Tragic story behind ‘Golden State Killer’
THE "Golden State Killer" lost his mind - and morals - after witnessing his sister being raped at a young age, spurring his decade-long bloody rampage, relatives suggested in a new report.
After evading authorities for nearly 40 years, retired cop Joseph James DeAngelo, 72, was identified last month as the serial rapist and killer who terrorised California between 1974 and 1986.
Decades earlier, when he was about 9 or 10, he watched as two airmen raped his 7-year-old sister, Constance, in an Air Force base warehouse in Germany, the woman's son told BuzzFeed News.

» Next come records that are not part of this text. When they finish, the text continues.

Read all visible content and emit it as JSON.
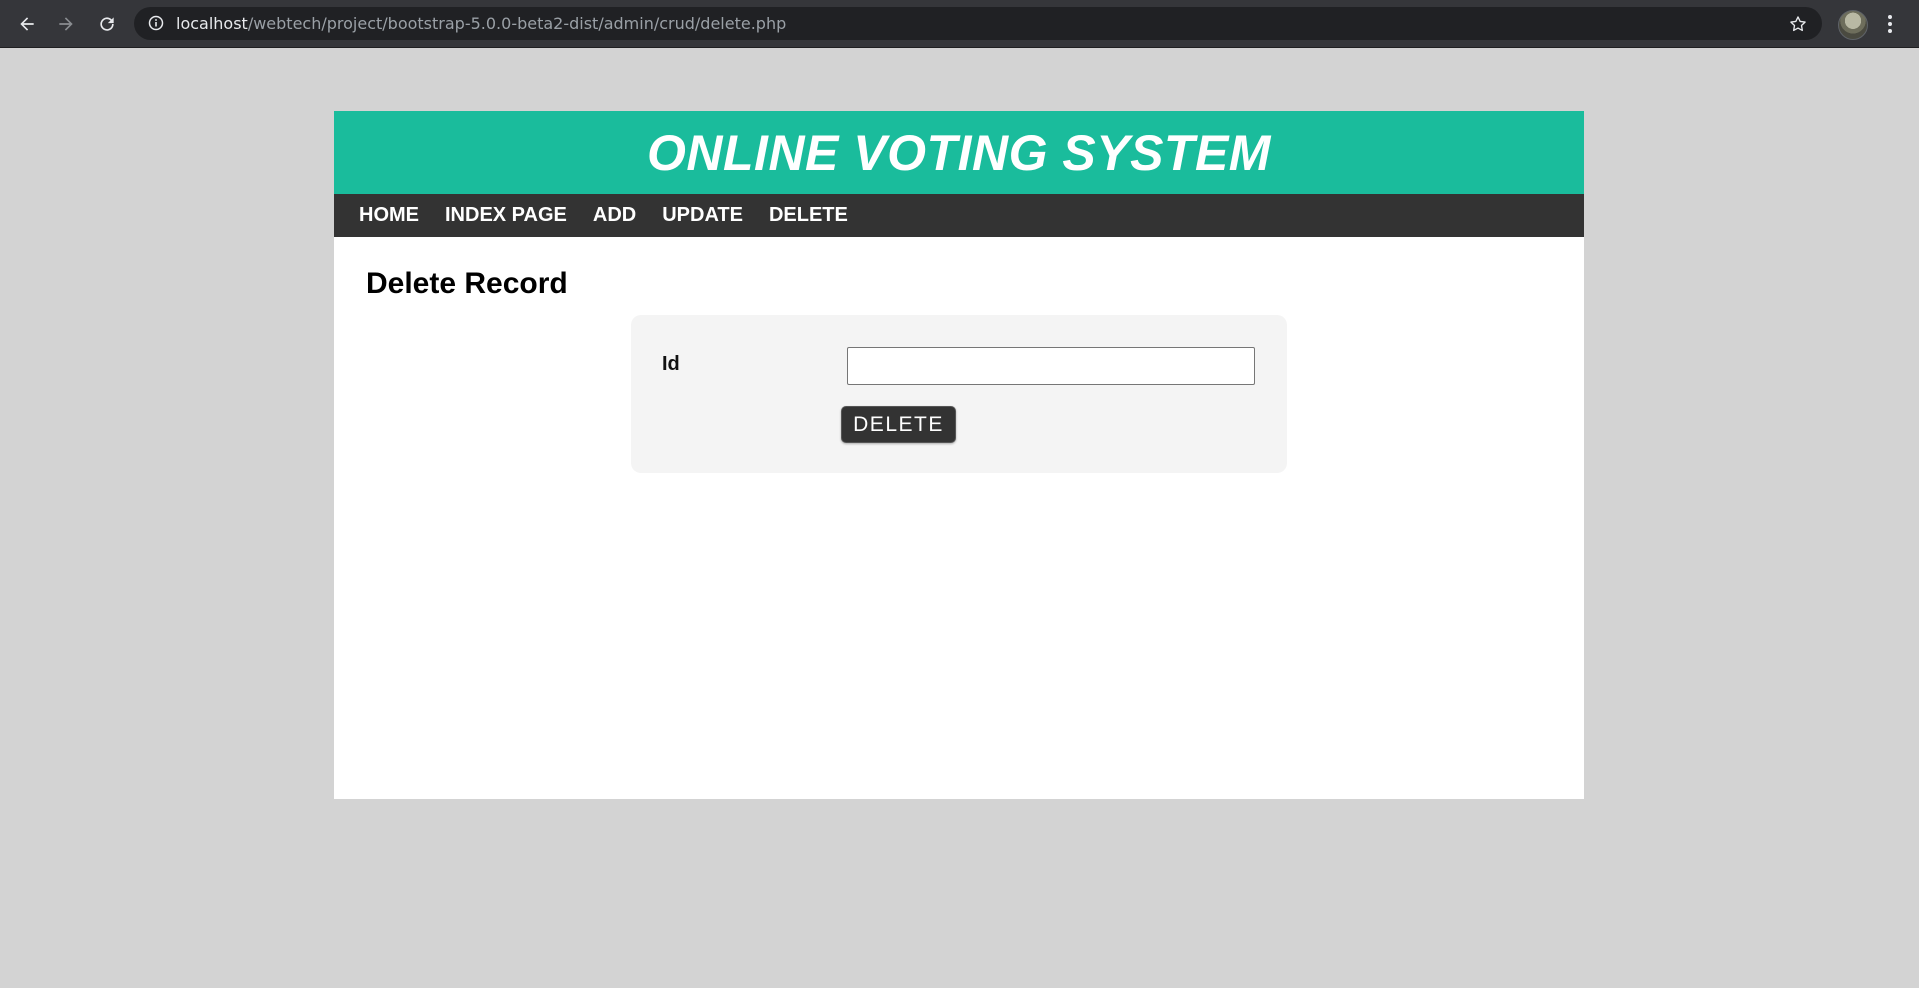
{
  "browser": {
    "url_host": "localhost",
    "url_path": "/webtech/project/bootstrap-5.0.0-beta2-dist/admin/crud/delete.php",
    "icons": [
      "back-arrow-icon",
      "forward-arrow-icon",
      "reload-icon",
      "info-icon",
      "star-icon",
      "profile-avatar",
      "menu-dots-icon"
    ]
  },
  "header": {
    "title": "ONLINE VOTING SYSTEM"
  },
  "nav": {
    "items": [
      "HOME",
      "INDEX PAGE",
      "ADD",
      "UPDATE",
      "DELETE"
    ]
  },
  "main": {
    "section_title": "Delete Record",
    "form": {
      "id_label": "Id",
      "id_value": "",
      "submit_label": "DELETE"
    }
  },
  "colors": {
    "header_bg": "#1abc9c",
    "nav_bg": "#333333",
    "page_bg": "#d3d3d3",
    "card_bg": "#f4f4f4"
  }
}
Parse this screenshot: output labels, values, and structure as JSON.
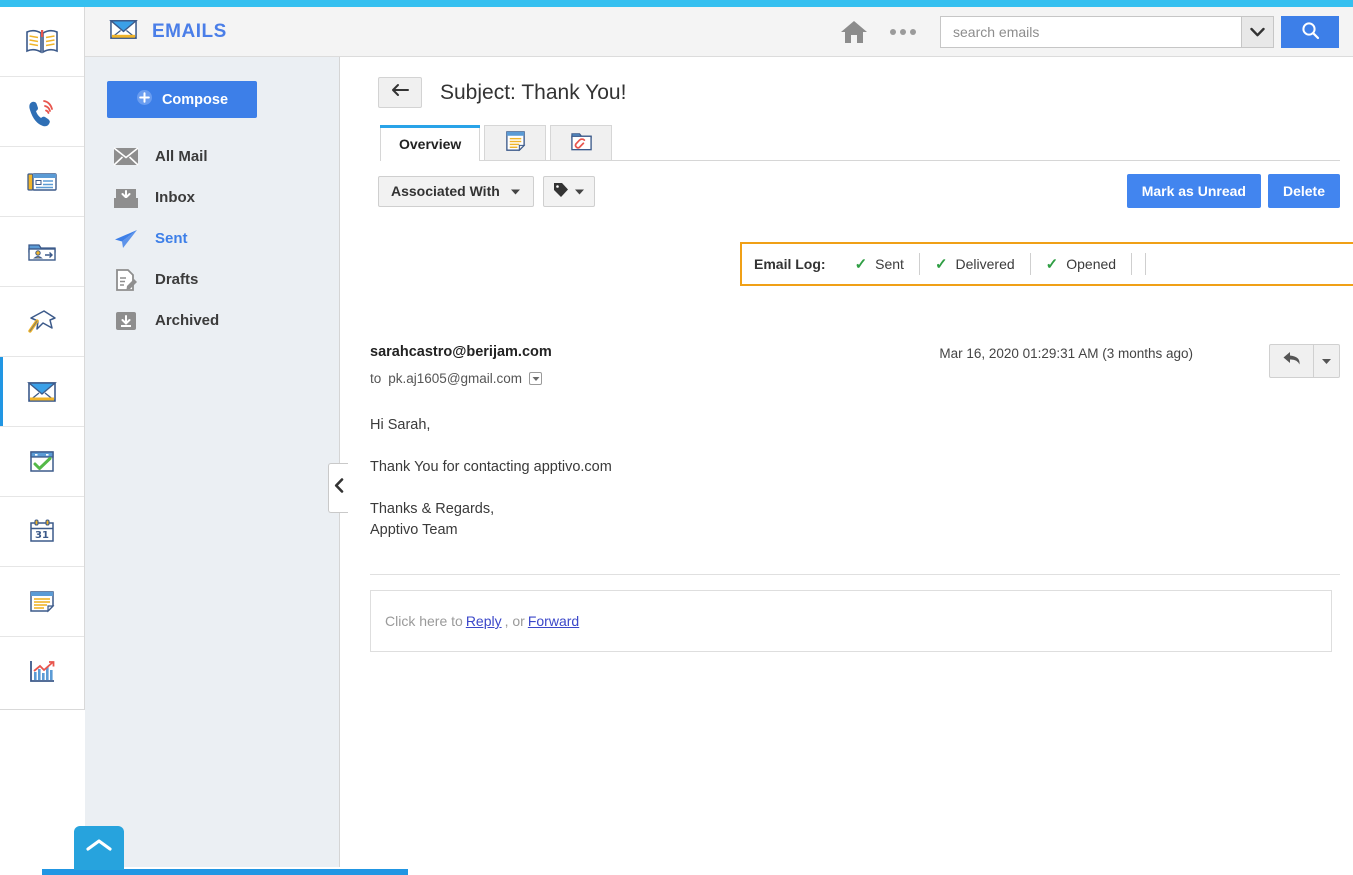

"That's pretty crazy for a kid to see his sister violated," said Jesse Ryland, 35, who learned of the incident from his mother just before she died of cancer last year.
"Maybe that was the start of Joe going wacko."
The "Golden State Killer," also known as the "East Bay Rapist," committed over 50 rapes during his monstrous spree, breaking into homes and attacking women who were home alone, home with their kids or with their partners or parents - gripping California in a state of terror.
It's possible that DeAngelo became obsessed with rape after his sister's sexual assault, said Ann Wolbert Burgess, a psychiatric nursing professor at Boston College who studied the profiles of 36 convicted serial killers in the late 1970s and early 1980s with FBI agents in the Behavioral Science Unit.
"Of course that would be significant and could have set the nucleus of the fantasy," she told the website.
"What probably happened was that it was something that he kept on his mind."
But Paul Holes, a retired investigator who came up with the DNA family-tracing technique that helped nab DeAngelo, believes the suspected killer was driven by the breakup of his engagement to a woman in the 1960s.
Holes, a retired cold case investigator for the Contra Costa County District Attorney's Office who spent 24 years chasing the killer, now wonders whether Constance's sexual assault could have fuelled DeAngelo's alleged rape and murder spree.
"As more is found out about him and his childhood, we'll get a better sense on how witnessing something like that would have contributed to him developing into the guy he was," Holes told Buzzfeed News.
DeAngelo's dad, a US airman stationed in Germany, repeatedly beat his wife, Kathleen, who herself abused at least one of their three children, Ryland said.
According to Ryland, his mother and uncle were instructed by their parents never to mention what happened in the air base warehouse in Germany.
Constance's husband, Kenneth Ryland Sr, said his wife never told him she was raped as a child in their 26 years of marriage and that he only heard about the incident recently from their son and one of their daughters.
"I'm just trying to get my mind wrapped around it," he said.
Growing up, Jesse Ryland never suspected his uncle was violent or could be responsible for the 12 murders he is accused of committing.
But when he heard his uncle had been identified as the "Golden State Killer," everything made sense, he said.
"Joe was young and saw my mum get raped. It instantly clicked in my head," he said.
Although Ryland said his mother and DeAngelo were close, he didn't see his uncle very often growing up and hasn't seen him in about 10 years.
" almost wish I could go and see him and ask Joe about it if he remembers," Ryland said. But "It's probably not a good time for that," he admitted.
This article originally appeared in the New York Post and was reproduced with permission.